* **ASSIGNMENT**
In the copy you make of the entries, no picture should appear, and every word must match.

:::::

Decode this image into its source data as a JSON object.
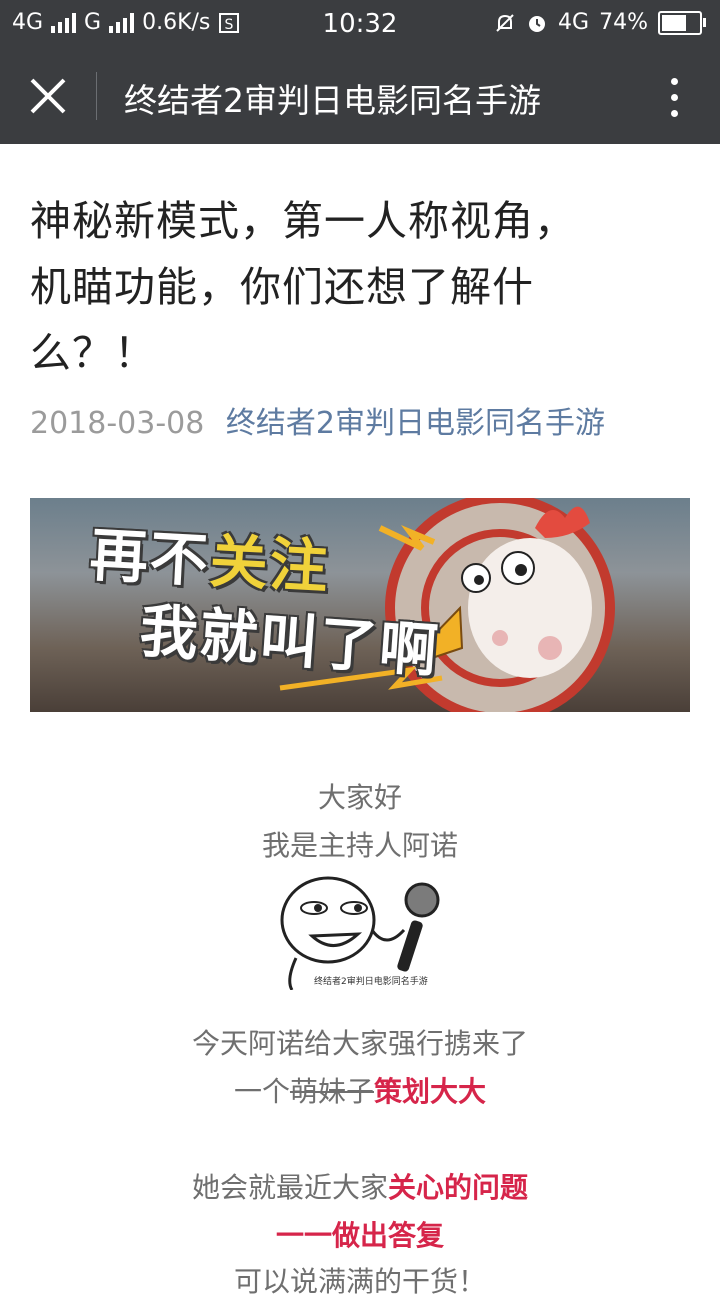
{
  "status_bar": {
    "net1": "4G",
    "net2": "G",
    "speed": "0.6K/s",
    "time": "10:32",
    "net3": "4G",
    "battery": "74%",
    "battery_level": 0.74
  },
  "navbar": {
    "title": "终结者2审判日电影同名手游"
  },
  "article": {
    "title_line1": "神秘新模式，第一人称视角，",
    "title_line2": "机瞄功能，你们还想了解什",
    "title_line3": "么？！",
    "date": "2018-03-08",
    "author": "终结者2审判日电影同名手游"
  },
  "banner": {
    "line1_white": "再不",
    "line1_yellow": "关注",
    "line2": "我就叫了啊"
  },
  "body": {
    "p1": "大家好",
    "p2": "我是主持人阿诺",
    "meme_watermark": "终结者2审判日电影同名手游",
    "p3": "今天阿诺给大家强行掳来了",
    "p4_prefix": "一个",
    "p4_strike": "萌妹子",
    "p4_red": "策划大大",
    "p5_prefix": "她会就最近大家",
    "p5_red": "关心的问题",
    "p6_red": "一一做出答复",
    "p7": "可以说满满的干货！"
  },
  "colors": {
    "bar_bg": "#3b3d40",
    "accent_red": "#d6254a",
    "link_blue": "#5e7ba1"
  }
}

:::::

* **EXPECTED OUTPUT**
Decode this image into its source data as a JSON object.
{
  "status_bar": {
    "net1": "4G",
    "net2": "G",
    "speed": "0.6K/s",
    "time": "10:32",
    "net3": "4G",
    "battery": "74%",
    "battery_level": 0.74
  },
  "navbar": {
    "title": "终结者2审判日电影同名手游"
  },
  "article": {
    "title_line1": "神秘新模式，第一人称视角，",
    "title_line2": "机瞄功能，你们还想了解什",
    "title_line3": "么？！",
    "date": "2018-03-08",
    "author": "终结者2审判日电影同名手游"
  },
  "banner": {
    "line1_white": "再不",
    "line1_yellow": "关注",
    "line2": "我就叫了啊"
  },
  "body": {
    "p1": "大家好",
    "p2": "我是主持人阿诺",
    "meme_watermark": "终结者2审判日电影同名手游",
    "p3": "今天阿诺给大家强行掳来了",
    "p4_prefix": "一个",
    "p4_strike": "萌妹子",
    "p4_red": "策划大大",
    "p5_prefix": "她会就最近大家",
    "p5_red": "关心的问题",
    "p6_red": "一一做出答复",
    "p7": "可以说满满的干货！"
  },
  "colors": {
    "bar_bg": "#3b3d40",
    "accent_red": "#d6254a",
    "link_blue": "#5e7ba1"
  }
}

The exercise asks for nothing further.